Entries from a dataset of interfaces
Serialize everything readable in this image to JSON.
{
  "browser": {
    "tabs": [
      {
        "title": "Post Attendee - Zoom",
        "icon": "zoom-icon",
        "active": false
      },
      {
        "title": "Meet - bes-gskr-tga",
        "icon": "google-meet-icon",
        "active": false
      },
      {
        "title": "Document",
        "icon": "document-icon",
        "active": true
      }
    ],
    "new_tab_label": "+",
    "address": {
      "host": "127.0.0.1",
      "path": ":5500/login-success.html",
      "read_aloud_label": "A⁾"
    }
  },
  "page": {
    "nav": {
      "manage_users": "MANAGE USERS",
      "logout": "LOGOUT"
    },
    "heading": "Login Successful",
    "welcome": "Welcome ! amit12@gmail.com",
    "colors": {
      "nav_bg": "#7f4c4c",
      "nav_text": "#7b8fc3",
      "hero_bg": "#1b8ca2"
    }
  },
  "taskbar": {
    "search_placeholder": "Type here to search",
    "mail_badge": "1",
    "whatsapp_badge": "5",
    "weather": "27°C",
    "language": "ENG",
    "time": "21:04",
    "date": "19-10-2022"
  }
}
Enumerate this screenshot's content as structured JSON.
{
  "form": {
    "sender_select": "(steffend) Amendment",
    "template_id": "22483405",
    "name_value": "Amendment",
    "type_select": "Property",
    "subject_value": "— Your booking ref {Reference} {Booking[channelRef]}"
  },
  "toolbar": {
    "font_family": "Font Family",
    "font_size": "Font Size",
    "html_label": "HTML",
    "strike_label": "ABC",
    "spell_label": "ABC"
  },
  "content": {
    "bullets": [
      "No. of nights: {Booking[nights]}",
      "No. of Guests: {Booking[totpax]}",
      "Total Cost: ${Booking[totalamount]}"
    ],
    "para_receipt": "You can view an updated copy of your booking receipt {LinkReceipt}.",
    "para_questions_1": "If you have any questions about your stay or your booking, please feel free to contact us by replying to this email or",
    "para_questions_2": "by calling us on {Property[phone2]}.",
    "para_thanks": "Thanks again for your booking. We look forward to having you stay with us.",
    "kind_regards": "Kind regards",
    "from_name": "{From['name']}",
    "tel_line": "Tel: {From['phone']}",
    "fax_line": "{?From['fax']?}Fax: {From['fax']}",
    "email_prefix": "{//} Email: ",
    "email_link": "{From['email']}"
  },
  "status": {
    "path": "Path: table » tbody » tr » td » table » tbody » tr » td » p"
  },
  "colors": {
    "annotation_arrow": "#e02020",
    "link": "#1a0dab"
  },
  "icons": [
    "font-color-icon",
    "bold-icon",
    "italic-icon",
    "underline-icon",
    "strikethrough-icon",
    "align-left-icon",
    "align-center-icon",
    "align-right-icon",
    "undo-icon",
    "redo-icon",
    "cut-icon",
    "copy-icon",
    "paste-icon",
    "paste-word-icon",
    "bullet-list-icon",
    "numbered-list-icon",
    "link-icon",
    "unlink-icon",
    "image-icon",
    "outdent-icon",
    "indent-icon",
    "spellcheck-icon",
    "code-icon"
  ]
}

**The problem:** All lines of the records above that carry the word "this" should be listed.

**Problem solution:**
Serialize everything readable in this image to JSON.
Enumerate this screenshot's content as structured JSON.
    "para_questions_1": "If you have any questions about your stay or your booking, please feel free to contact us by replying to this email or",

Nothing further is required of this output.